Book Image

The DevOps 2.4 Toolkit

By : Viktor Farcic
Book Image

The DevOps 2.4 Toolkit

By: Viktor Farcic

Overview of this book

Building on The DevOps 2.3 Toolkit: Kubernetes, Viktor Farcic brings his latest exploration of the Docker technology as he records his journey to continuously deploying applications with Jenkins into a Kubernetes cluster. The DevOps 2.4 Toolkit: Continuously Deploying Applications with Jenkins to a Kubernetes Cluster is the latest book in Viktor Farcic’s series that helps you build a full DevOps Toolkit. This book guides readers through the process of building, testing, and deploying applications through fully automated pipelines. Within this book, Viktor will cover a wide-range of emerging topics, including an exploration of continuous delivery and deployment in Kubernetes using Jenkins. It also shows readers how to perform continuous integration inside these clusters, and discusses the distribution of Kubernetes applications, as well as installing and setting up Jenkins. Work with Viktor and dive into the creation of self-adaptive and self-healing systems within Docker.
Table of Contents (12 chapters)
Now It Is Your Turn

Installing Jenkins

We already automated Jenkins installation so that it provides all the features we need out-of-the-box. Therefore, the exercises that follow should be very straightforward. If you are a Docker for Mac or Windows, minikube, or minishift user, we'll need to bring back up the VM we suspended in the previous chapter.
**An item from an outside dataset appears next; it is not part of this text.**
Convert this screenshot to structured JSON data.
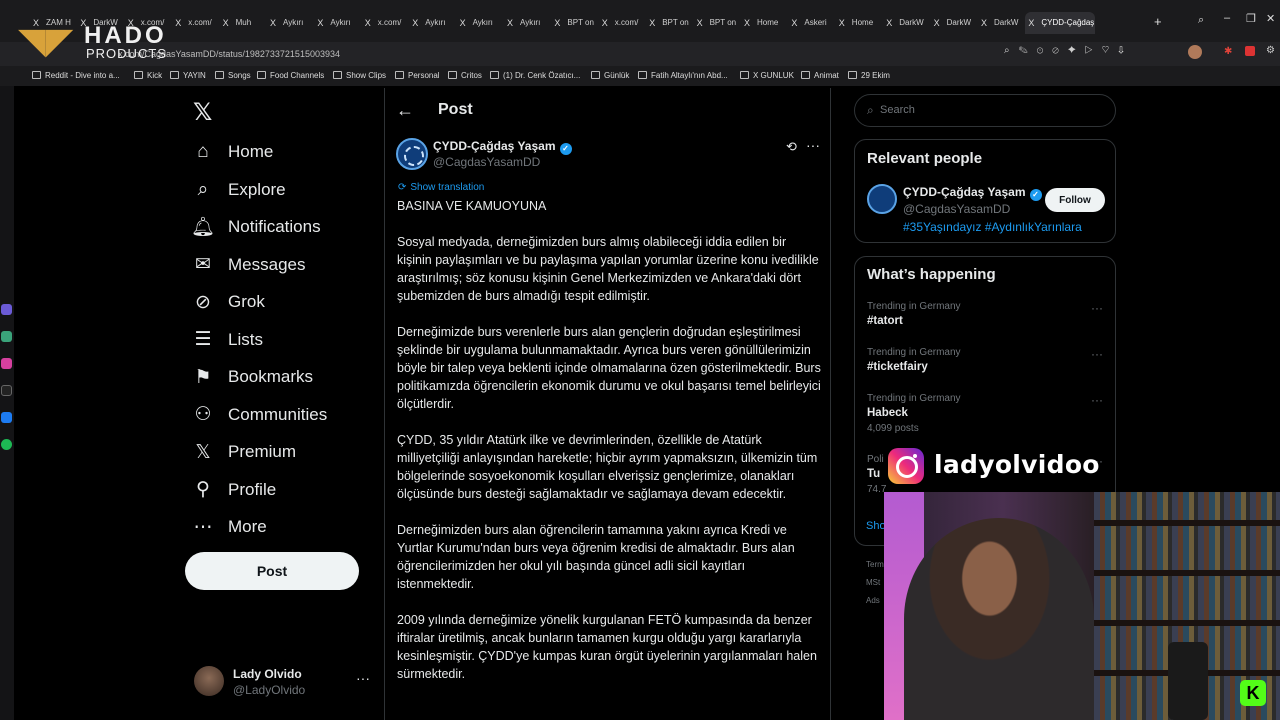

Feel free to skip the commands that follow if you are hosting your cluster in AWS or GCP.

 1  cd cd/docker-build
3 vagrant up
5 cd ../../
7 export DOCKER_VM=true

If you prefer running your cluster in AWS with kops or EKS, we'll need to retrieve the AMI ID we stored in docker-ami.log in the previous chapter.

 1  AMI_ID=$(grep 'artifact,0,id' \
 2      cluster/docker-ami.log \
 3      | cut -d: -f2)
4 5 echo $AMI_ID

If GKE is your cluster of choice, we'll need to define variables G_PROJECT and G_AUTH_FILE which...